Public owed answers on Strive's operations

Questions far outnumber answers about the operations of the nonprofit Strive to Excel program.

Heading that list of questions: Why has Strive president Tim Singleton been left to his own devices, including writing his own paycheck and signing off on his own expense reimbursements, with no oversight from the organization's board?

That question is quickly followed by: What does the Beaufort County school district really know about the operations of an organization it houses in Hilton Head Island High School and allows access to students it is charged with educating?

This group has been funded by donations from individuals and other nonprofit organizations in this area. It has received resource support from the taxpayer-funded school district. The community is owed:

  • An independent audit of Strive's finances.
  • A new board capable of making decisions in the best interests of the organization, not its president.
  • An accounting of the program's viability in achieving its stated mission -- helping at-risk students prepare for college or technical school.
  • That should include how these students fare in college.
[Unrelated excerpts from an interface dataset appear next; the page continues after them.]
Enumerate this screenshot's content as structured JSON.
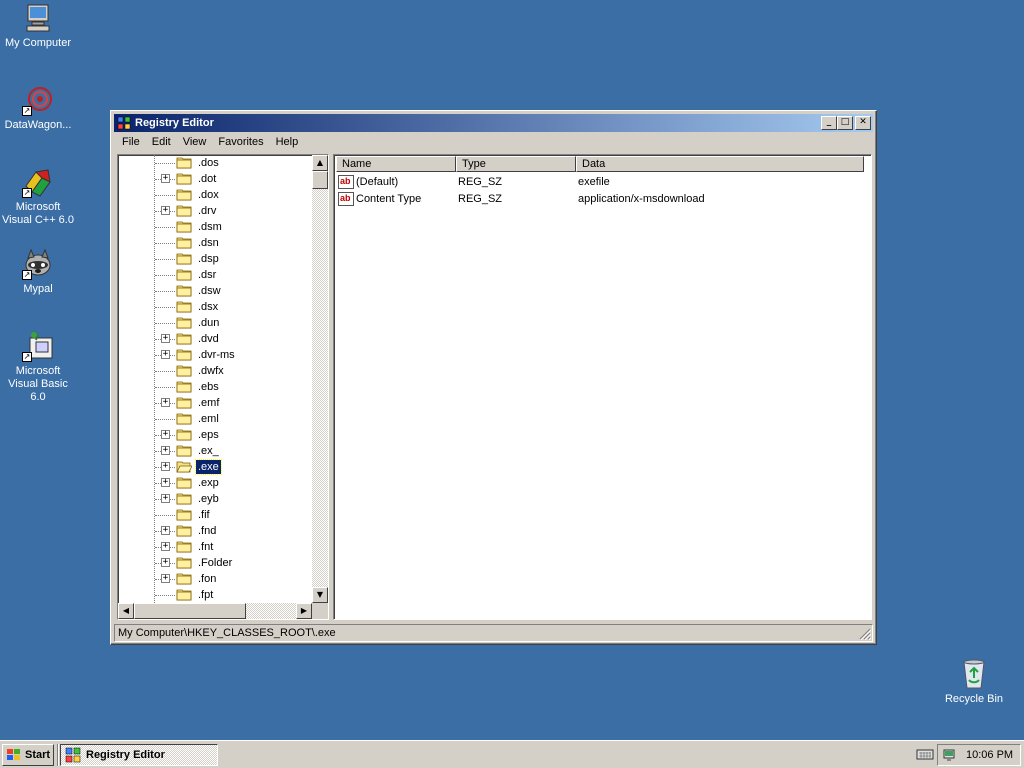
{
  "desktop": {
    "icons": [
      {
        "label": "My Computer"
      },
      {
        "label": "DataWagon..."
      },
      {
        "label": "Microsoft Visual C++ 6.0"
      },
      {
        "label": "Mypal"
      },
      {
        "label": "Microsoft Visual Basic 6.0"
      },
      {
        "label": "Recycle Bin"
      }
    ]
  },
  "window": {
    "title": "Registry Editor",
    "buttons": {
      "minimize": "_",
      "maximize": "□",
      "close": "✕"
    },
    "menu": [
      "File",
      "Edit",
      "View",
      "Favorites",
      "Help"
    ],
    "tree": {
      "items": [
        {
          "label": ".dos",
          "expandable": false
        },
        {
          "label": ".dot",
          "expandable": true
        },
        {
          "label": ".dox",
          "expandable": false
        },
        {
          "label": ".drv",
          "expandable": true
        },
        {
          "label": ".dsm",
          "expandable": false
        },
        {
          "label": ".dsn",
          "expandable": false
        },
        {
          "label": ".dsp",
          "expandable": false
        },
        {
          "label": ".dsr",
          "expandable": false
        },
        {
          "label": ".dsw",
          "expandable": false
        },
        {
          "label": ".dsx",
          "expandable": false
        },
        {
          "label": ".dun",
          "expandable": false
        },
        {
          "label": ".dvd",
          "expandable": true
        },
        {
          "label": ".dvr-ms",
          "expandable": true
        },
        {
          "label": ".dwfx",
          "expandable": false
        },
        {
          "label": ".ebs",
          "expandable": false
        },
        {
          "label": ".emf",
          "expandable": true
        },
        {
          "label": ".eml",
          "expandable": false
        },
        {
          "label": ".eps",
          "expandable": true
        },
        {
          "label": ".ex_",
          "expandable": true
        },
        {
          "label": ".exe",
          "expandable": true,
          "selected": true
        },
        {
          "label": ".exp",
          "expandable": true
        },
        {
          "label": ".eyb",
          "expandable": true
        },
        {
          "label": ".fif",
          "expandable": false
        },
        {
          "label": ".fnd",
          "expandable": true
        },
        {
          "label": ".fnt",
          "expandable": true
        },
        {
          "label": ".Folder",
          "expandable": true
        },
        {
          "label": ".fon",
          "expandable": true
        },
        {
          "label": ".fpt",
          "expandable": false
        }
      ]
    },
    "list": {
      "columns": [
        "Name",
        "Type",
        "Data"
      ],
      "rows": [
        {
          "icon": "ab",
          "name": "(Default)",
          "type": "REG_SZ",
          "data": "exefile"
        },
        {
          "icon": "ab",
          "name": "Content Type",
          "type": "REG_SZ",
          "data": "application/x-msdownload"
        }
      ]
    },
    "status": "My Computer\\HKEY_CLASSES_ROOT\\.exe"
  },
  "taskbar": {
    "start_label": "Start",
    "task_label": "Registry Editor",
    "clock": "10:06 PM"
  },
  "colors": {
    "desktop": "#3a6ea5",
    "title_start": "#0a246a",
    "title_end": "#a6caf0",
    "selection": "#0a246a",
    "face": "#d4d0c8"
  }
}
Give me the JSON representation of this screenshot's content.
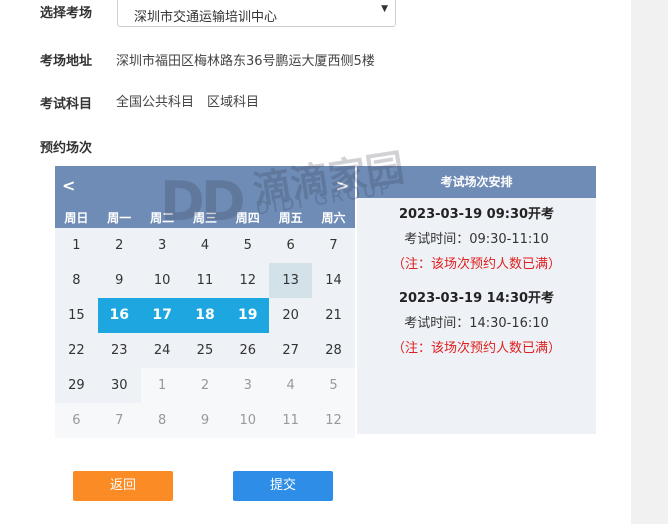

Just getting them enrolled says nothing about whether the mentoring and tutoring offered by Strive truly prepared them for a post-high school education. And isn't that what the general public and the school district have been supporting?

    That last objective falls primarily to the school district, which like the Strive board, appears to have allowed Singleton to operate on autopilot, with little to no accountability. District officials should seek -- or produce if they have it -- documented evidence of the program's success in achieving its stated goals.

    The school district needs to assure itself and the public that Strive is a demonstrably viable program. Saying it is doesn't make it so.

    And the district should better explain an arrangement whereby Singleton gets coverage under the district's health-care plan.

    As for the nonprofit's own oversight of Singleton's work, that has been nonexistent. Strive's bylaws require its board to conduct annual reviews and approve any changes in compensation. But the board has met infrequently in recent years and struggled to assemble a quorum when it did.

    Still, that doesn't excuse any lack of oversight. Those who serve on local nonprofit boards are accountable for that group's operations.

    It is startling to see Singleton's salary and benefits listed at $135,582 for fiscal year 2009-10 in Strive's 2010 federal tax filing when its revenue totaled only $380,780.

    Tom Gardo, the only listed board member on the group's 2010 tax filing who says he's still on the board, gets some credit for taking it on the chin about the board's performance. But he has it backwards when he says, "Now that we have this obvious scrutiny, we need to get our act together."

    Does that mean absent the recent scrutiny brought to bear by this newspaper, the board didn't need to get its act together? Hardly.

    Strive might be helping students achieve their educational goals. If it is, it can withstand the scrutiny and put in place needed changes in the way it operates.

    But it cannot continue as it is and keep or earn the public's trust.